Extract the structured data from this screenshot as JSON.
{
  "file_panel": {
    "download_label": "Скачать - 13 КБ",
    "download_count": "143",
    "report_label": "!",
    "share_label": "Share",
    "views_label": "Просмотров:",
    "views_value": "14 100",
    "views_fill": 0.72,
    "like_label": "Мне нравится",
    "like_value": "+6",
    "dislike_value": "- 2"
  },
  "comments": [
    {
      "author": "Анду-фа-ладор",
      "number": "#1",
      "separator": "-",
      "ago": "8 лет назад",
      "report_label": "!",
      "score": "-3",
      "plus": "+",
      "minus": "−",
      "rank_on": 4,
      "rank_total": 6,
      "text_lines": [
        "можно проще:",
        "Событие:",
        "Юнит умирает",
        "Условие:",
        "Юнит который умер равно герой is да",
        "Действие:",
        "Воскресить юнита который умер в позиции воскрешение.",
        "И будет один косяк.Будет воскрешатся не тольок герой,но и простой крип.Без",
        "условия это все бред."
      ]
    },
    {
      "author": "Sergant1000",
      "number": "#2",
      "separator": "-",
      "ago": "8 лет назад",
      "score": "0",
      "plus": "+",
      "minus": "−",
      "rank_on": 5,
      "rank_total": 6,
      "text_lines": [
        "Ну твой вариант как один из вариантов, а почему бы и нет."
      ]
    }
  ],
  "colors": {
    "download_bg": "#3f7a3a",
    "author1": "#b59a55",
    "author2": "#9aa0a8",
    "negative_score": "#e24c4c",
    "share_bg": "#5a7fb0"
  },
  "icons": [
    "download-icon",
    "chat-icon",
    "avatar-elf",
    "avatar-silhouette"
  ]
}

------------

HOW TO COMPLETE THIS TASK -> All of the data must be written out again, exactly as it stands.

RESPONSE BELOW ->
Extract the structured data from this screenshot as JSON.
{
  "file_panel": {
    "download_label": "Скачать - 13 КБ",
    "download_count": "143",
    "report_label": "!",
    "share_label": "Share",
    "views_label": "Просмотров:",
    "views_value": "14 100",
    "views_fill": 0.72,
    "like_label": "Мне нравится",
    "like_value": "+6",
    "dislike_value": "- 2"
  },
  "comments": [
    {
      "author": "Анду-фа-ладор",
      "number": "#1",
      "separator": "-",
      "ago": "8 лет назад",
      "report_label": "!",
      "score": "-3",
      "plus": "+",
      "minus": "−",
      "rank_on": 4,
      "rank_total": 6,
      "text_lines": [
        "можно проще:",
        "Событие:",
        "Юнит умирает",
        "Условие:",
        "Юнит который умер равно герой is да",
        "Действие:",
        "Воскресить юнита который умер в позиции воскрешение.",
        "И будет один косяк.Будет воскрешатся не тольок герой,но и простой крип.Без",
        "условия это все бред."
      ]
    },
    {
      "author": "Sergant1000",
      "number": "#2",
      "separator": "-",
      "ago": "8 лет назад",
      "score": "0",
      "plus": "+",
      "minus": "−",
      "rank_on": 5,
      "rank_total": 6,
      "text_lines": [
        "Ну твой вариант как один из вариантов, а почему бы и нет."
      ]
    }
  ],
  "colors": {
    "download_bg": "#3f7a3a",
    "author1": "#b59a55",
    "author2": "#9aa0a8",
    "negative_score": "#e24c4c",
    "share_bg": "#5a7fb0"
  },
  "icons": [
    "download-icon",
    "chat-icon",
    "avatar-elf",
    "avatar-silhouette"
  ]
}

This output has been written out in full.